If you’ve not stopped smoking completely before starting varenicline, aim to do so within 7-14 days of starting treatment. It’s recommended you take varenicline for 12 weeks. If you successfully stop smoking in this time, you may be prescribed another 12 weeks of treatment to ensure you do not start smoking again.
Varenicline is not suitable for:
- children and young people under 18
- women who are pregnant or breastfeeding
- people with epilepsy
- people with advanced kidney disease
Side effects of varenicline include:
- nausea and vomiting
- insomnia (trouble sleeping)
- unusual dreams
- increased appetite
- constipation or diarrhoea
- swollen stomach
- slow digestion
- dry mouth
There have been reports of people experiencing feelings of depression and suicidal thoughts after beginning treatment with varenicline.
While there’s no evidence these symptoms are directly linked to the medication, if you feel depressed or have thoughts of suicide, stop taking varenicline immediately as a precaution, and contact your GP.
Electronic cigarettes – or e-cigarettes – are electrical devices that mimic real cigarettes but using an electronic cigarette or ‘vaping’ as its come to be known, produces a vapour that’s potentially less harmful than tobacco smoke. Many e-cigarettes contain nicotine and, when they do, it’s the vapour that gives the nicotine hit.
E-cigarettes aren’t available on the NHS. They are not the same as the inhalator, which is a type of nicotine replacement therapy that IS available on the NHS.
Since their emergence around five years ago, e-cigarettes have become increasingly popular. They’re typically marketed as a healthier (and cheaper) alternative to traditional cigarettes. And, because they don’t smell or produce smoke, they may be used in places where smoking is banned, like bars, restaurants, public transport, planes and even hospitals (though it is courteous to get permission from those around you beforehand).
While e-cigarettes may be safer than conventional cigarettes, we don’t yet know the long-term effects of vaping on the body. There are other potential drawbacks to using them:
- Electronic cigarettes aren’t regulated as medicines so you can’t be sure of their ingredients or how much nicotine they contain – whatever it says on the label
- The amount of nicotine you get from an e-cigarette can change over time
- They aren’t proven as safe.

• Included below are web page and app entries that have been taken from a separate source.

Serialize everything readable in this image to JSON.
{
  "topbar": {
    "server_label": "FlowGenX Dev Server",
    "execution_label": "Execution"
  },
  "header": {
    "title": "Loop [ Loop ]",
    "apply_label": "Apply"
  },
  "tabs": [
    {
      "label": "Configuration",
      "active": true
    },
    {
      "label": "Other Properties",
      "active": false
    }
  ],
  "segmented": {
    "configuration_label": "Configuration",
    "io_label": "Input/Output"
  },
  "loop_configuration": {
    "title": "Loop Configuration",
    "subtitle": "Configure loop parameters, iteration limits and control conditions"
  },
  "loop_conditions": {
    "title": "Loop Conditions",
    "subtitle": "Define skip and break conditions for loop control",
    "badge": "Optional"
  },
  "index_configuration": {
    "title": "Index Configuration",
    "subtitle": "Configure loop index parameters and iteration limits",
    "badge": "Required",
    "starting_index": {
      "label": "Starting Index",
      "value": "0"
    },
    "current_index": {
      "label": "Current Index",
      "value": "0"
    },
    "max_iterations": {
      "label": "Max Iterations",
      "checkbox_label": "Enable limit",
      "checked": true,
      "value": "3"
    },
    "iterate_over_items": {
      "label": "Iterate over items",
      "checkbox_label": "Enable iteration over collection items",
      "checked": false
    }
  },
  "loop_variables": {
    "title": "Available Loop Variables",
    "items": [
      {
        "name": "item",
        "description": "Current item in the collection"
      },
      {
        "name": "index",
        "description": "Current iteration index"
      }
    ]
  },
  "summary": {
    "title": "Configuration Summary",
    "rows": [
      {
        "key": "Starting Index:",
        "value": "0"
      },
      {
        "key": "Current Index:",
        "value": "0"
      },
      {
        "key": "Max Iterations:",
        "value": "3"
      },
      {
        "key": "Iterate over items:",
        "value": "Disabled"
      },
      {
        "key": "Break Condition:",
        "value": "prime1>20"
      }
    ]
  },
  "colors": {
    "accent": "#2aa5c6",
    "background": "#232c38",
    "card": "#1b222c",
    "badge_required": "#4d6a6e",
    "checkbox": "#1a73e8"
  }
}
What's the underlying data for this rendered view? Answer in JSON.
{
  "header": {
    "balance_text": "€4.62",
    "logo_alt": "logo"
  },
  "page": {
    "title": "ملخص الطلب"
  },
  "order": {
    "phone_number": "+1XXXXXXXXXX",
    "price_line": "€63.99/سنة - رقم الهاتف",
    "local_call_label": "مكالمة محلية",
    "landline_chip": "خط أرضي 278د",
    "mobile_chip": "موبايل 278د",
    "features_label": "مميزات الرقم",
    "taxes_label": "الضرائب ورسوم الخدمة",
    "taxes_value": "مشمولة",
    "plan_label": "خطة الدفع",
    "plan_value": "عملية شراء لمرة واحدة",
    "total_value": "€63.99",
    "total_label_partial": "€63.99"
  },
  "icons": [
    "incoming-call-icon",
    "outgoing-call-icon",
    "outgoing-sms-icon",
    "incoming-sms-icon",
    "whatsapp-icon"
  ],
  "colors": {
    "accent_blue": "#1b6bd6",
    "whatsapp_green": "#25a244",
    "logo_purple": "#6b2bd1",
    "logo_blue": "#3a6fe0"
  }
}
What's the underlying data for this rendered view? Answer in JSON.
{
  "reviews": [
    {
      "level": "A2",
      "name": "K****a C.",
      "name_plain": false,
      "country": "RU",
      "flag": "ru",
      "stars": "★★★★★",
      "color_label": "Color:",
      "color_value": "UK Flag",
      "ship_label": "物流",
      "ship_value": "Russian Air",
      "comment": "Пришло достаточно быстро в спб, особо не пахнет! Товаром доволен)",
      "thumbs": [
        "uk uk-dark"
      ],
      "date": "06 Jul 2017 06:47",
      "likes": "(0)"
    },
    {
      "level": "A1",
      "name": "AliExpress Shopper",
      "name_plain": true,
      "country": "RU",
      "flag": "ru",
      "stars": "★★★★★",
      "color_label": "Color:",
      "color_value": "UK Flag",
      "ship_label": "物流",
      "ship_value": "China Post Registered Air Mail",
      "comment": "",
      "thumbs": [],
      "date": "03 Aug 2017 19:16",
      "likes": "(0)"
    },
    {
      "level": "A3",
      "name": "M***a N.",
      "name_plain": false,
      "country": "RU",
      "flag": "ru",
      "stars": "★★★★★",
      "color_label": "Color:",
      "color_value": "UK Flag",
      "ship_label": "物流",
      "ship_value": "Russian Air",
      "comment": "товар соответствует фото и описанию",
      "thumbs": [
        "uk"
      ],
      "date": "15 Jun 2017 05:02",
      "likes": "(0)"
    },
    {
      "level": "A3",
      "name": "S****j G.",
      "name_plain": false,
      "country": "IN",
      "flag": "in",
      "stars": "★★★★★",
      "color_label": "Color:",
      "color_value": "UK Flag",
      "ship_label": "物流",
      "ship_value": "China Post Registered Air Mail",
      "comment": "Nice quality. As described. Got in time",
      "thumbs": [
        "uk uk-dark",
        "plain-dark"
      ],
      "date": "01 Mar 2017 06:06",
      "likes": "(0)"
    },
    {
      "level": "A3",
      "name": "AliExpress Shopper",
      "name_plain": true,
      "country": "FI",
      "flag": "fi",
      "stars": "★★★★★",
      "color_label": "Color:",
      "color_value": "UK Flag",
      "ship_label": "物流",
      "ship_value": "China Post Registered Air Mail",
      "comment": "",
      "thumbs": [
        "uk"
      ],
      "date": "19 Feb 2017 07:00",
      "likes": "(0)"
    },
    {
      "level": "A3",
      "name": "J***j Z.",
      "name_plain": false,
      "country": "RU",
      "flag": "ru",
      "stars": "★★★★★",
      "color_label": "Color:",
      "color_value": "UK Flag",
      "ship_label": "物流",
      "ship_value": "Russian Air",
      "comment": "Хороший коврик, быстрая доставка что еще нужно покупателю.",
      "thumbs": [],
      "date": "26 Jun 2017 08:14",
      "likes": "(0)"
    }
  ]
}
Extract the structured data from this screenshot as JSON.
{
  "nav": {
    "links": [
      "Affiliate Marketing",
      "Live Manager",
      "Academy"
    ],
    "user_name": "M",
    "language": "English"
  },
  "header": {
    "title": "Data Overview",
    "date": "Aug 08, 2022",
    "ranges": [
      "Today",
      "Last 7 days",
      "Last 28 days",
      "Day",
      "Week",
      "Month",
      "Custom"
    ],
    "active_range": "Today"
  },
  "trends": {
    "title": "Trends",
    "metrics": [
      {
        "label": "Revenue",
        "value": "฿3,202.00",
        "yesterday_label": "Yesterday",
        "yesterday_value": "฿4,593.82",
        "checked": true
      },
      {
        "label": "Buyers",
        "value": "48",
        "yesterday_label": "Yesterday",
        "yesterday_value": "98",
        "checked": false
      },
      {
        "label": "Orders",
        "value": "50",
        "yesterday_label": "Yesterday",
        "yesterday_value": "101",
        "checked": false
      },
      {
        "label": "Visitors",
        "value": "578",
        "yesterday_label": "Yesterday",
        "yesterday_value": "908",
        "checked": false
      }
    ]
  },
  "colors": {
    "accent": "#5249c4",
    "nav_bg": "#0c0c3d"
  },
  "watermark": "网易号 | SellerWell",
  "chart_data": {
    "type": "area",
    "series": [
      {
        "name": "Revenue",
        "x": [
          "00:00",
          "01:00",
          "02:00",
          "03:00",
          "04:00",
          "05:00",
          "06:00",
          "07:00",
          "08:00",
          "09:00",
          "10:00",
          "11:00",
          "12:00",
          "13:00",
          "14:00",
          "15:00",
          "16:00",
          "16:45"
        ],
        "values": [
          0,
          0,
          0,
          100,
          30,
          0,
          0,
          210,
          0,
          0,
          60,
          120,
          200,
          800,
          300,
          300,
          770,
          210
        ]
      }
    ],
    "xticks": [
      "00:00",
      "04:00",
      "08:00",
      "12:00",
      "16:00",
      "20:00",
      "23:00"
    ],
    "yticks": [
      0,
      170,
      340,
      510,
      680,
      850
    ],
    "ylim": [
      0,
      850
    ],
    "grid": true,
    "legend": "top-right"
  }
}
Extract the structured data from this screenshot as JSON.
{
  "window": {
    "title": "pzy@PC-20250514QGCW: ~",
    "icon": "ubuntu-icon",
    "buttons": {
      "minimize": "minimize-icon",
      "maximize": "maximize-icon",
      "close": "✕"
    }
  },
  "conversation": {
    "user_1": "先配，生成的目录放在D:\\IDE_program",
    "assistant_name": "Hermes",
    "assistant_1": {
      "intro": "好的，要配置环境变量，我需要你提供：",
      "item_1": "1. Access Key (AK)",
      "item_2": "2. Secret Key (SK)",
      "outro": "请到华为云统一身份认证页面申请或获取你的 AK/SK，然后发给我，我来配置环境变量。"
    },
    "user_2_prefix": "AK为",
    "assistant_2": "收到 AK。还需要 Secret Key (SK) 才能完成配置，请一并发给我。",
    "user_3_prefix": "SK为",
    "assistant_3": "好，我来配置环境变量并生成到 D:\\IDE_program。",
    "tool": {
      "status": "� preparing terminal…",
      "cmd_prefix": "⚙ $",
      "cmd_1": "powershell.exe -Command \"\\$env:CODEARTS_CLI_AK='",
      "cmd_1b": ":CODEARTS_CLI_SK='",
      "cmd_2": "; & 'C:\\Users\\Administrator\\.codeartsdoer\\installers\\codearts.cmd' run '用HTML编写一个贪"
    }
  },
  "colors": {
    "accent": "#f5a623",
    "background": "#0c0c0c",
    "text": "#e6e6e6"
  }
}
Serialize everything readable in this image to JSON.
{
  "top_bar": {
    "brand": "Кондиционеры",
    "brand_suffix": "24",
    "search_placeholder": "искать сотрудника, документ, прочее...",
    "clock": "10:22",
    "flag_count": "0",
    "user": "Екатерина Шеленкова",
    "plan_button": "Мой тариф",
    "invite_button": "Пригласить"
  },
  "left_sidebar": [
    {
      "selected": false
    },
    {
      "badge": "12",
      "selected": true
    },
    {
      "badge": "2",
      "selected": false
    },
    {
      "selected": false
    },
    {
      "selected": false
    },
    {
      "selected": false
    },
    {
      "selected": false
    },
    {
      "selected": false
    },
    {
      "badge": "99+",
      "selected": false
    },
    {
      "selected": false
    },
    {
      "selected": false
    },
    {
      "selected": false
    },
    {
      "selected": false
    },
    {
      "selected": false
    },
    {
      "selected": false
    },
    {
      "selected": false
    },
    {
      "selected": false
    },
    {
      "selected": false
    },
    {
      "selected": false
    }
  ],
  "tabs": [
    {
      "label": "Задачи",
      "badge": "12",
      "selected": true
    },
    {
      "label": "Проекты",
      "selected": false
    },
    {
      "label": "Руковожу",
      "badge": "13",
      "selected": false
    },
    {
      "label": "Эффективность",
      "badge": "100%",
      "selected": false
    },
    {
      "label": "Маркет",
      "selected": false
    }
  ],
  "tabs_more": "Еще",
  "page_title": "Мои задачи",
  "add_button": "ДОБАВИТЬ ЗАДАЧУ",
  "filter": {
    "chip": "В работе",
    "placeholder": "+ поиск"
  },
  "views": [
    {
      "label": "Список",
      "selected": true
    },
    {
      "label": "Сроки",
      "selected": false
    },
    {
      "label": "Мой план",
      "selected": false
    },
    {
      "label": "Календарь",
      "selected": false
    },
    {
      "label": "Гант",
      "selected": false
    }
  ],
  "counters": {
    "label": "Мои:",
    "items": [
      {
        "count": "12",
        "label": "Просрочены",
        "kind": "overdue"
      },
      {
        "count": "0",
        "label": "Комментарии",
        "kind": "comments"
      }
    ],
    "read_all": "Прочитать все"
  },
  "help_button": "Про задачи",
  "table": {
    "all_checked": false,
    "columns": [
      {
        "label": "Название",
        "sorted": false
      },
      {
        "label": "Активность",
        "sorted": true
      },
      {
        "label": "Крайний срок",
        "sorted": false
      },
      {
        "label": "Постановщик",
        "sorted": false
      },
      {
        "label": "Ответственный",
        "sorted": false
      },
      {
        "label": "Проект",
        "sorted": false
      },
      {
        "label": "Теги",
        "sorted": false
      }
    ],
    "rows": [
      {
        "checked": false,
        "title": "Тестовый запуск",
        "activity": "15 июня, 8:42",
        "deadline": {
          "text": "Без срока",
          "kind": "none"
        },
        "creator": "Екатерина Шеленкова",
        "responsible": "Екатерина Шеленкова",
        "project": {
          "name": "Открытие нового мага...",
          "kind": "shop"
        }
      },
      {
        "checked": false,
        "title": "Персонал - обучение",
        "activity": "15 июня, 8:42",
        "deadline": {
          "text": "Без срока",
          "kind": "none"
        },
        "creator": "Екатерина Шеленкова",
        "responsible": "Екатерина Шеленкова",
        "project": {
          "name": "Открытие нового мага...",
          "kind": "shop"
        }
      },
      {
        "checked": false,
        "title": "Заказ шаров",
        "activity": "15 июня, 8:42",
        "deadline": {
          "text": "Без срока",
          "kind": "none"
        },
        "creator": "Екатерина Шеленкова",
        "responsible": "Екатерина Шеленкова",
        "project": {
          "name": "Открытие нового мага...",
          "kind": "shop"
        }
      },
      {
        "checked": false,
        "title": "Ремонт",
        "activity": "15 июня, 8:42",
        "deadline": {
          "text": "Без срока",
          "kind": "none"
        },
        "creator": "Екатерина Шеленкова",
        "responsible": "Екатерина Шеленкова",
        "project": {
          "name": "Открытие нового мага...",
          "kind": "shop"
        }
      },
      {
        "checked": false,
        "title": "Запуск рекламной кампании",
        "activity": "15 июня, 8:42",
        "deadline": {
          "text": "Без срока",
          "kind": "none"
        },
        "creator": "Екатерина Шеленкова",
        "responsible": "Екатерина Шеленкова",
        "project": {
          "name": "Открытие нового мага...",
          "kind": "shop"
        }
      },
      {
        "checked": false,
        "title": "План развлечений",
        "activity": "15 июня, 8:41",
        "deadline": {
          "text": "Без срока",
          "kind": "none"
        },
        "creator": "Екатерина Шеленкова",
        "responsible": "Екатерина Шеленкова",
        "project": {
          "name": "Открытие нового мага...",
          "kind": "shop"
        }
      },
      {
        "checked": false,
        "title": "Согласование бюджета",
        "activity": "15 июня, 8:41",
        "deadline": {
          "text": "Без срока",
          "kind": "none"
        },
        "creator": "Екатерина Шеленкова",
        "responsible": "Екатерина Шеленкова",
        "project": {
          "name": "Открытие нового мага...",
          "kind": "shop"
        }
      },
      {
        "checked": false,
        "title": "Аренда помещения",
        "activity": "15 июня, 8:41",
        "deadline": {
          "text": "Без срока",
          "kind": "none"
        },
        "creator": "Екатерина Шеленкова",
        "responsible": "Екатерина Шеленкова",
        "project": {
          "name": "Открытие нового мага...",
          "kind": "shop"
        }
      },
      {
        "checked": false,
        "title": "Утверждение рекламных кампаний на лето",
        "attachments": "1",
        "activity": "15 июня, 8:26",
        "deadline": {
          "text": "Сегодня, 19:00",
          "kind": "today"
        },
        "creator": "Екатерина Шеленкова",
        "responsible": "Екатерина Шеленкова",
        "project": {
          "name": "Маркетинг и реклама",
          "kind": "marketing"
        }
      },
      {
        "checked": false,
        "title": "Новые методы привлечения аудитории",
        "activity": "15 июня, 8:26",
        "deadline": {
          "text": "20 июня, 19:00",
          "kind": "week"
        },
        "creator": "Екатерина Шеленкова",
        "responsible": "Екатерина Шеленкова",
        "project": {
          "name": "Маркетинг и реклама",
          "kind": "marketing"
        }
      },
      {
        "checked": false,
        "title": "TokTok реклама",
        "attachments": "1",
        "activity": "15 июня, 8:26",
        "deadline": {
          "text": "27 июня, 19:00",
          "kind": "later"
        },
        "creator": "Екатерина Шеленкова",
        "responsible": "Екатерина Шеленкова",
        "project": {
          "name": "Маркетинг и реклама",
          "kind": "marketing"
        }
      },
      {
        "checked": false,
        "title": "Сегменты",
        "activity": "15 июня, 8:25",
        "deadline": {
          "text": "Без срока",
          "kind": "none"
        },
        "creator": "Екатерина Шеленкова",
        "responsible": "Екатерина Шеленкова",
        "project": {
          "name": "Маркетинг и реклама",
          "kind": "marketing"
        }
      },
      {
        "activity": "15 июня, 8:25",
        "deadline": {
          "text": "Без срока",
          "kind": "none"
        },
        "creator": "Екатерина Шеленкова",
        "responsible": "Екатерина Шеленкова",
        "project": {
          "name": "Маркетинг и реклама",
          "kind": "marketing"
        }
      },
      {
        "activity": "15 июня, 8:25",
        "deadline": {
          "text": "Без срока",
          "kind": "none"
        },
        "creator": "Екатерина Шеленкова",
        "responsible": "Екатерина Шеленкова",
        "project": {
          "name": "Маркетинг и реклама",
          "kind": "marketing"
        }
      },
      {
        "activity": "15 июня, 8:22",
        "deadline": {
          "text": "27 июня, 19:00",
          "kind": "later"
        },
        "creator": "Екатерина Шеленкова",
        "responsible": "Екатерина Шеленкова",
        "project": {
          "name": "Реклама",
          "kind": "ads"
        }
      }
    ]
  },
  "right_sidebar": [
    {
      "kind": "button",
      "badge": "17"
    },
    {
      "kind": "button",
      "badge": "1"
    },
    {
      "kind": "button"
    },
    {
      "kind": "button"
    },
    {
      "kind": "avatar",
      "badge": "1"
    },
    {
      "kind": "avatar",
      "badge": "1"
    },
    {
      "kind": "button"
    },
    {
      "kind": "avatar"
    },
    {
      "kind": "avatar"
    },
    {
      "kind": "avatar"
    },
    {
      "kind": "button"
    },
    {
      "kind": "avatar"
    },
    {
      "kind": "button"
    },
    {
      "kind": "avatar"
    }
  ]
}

In fact, some e-cigarettes have been tested by local authority trading standards departments and been found to contain toxic chemicals, including some of the same cancer-causing agents produced from tobacco
- So far, there’s no proof that they can help people to stop smoking
There are clinical trials in progress to test the quality, safety and effectiveness of e-cigarettes, but until these are complete, the government can’t give any advice on them or recommend their use.